Every line below that holds "verified" must be copied.
┄┄┄┄┄┄┄┄┄┄
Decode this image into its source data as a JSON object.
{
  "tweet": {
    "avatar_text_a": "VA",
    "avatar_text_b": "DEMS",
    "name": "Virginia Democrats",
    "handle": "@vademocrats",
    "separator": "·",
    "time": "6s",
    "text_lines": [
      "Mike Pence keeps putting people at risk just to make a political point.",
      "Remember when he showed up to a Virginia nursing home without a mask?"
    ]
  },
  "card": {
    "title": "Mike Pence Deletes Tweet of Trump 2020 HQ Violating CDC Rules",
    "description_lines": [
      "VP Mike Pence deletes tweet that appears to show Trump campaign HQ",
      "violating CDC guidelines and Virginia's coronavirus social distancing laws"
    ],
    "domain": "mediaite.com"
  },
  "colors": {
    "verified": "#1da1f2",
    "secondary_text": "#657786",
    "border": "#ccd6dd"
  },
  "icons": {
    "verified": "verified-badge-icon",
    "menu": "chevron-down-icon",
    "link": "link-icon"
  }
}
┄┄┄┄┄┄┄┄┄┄
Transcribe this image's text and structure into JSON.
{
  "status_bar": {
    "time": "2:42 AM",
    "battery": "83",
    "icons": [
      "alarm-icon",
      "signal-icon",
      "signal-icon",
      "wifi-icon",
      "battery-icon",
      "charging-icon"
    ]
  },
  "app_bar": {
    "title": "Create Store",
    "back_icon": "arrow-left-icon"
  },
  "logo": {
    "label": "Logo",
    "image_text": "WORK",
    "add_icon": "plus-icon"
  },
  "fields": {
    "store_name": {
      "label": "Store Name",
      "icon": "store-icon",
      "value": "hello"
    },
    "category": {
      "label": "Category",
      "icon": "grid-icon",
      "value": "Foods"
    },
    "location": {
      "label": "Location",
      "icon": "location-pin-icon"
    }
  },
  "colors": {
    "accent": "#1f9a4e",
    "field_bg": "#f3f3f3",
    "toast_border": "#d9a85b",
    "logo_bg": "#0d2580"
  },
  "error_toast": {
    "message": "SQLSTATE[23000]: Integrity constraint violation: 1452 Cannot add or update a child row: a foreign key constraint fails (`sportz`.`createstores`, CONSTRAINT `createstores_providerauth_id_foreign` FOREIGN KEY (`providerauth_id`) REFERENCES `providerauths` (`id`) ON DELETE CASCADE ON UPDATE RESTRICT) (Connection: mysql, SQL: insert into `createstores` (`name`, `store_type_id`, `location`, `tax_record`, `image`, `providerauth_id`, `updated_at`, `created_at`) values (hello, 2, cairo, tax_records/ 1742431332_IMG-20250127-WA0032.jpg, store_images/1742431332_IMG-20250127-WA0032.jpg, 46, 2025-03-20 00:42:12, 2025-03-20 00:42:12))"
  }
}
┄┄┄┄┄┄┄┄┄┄
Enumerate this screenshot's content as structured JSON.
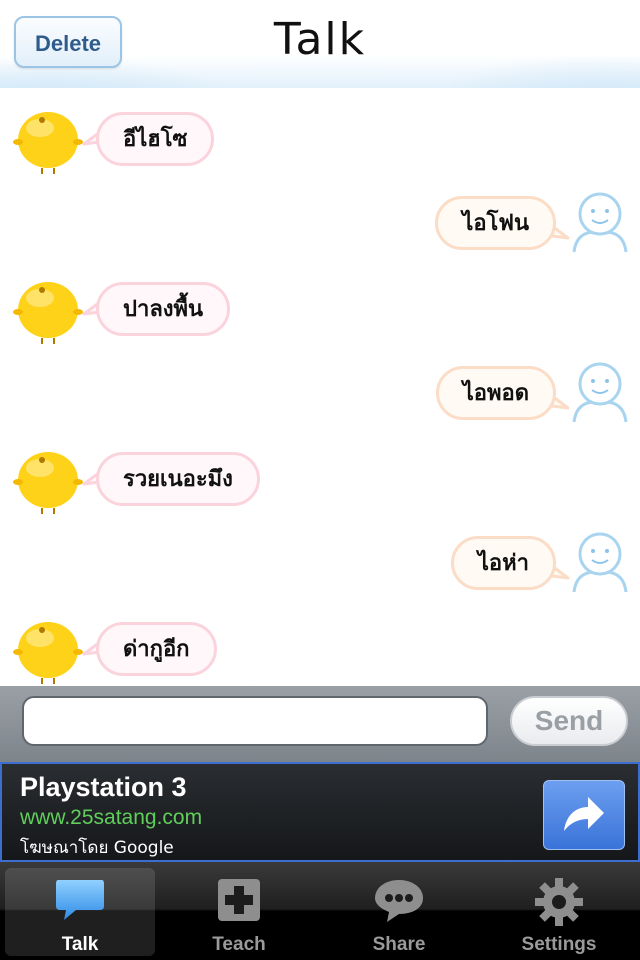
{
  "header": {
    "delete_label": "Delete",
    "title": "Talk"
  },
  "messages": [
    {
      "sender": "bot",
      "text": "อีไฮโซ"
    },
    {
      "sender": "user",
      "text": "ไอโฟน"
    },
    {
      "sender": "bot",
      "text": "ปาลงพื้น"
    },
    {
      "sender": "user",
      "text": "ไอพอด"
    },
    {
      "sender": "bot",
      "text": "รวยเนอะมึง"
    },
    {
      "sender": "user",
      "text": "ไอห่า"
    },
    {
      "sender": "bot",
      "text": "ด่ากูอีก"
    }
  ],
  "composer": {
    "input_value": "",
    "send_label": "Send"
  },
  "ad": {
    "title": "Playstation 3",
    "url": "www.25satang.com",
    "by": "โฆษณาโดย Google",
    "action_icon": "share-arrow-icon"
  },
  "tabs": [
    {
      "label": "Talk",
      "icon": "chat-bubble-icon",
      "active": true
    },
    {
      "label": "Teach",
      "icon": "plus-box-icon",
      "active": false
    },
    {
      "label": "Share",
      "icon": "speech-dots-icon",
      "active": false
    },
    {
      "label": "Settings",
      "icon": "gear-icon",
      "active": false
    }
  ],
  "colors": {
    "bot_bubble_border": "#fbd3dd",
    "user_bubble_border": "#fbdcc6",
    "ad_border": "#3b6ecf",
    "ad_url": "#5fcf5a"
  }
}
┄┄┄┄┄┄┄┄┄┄
## Output of the task
    "verified": "#1da1f2",
    "verified": "verified-badge-icon",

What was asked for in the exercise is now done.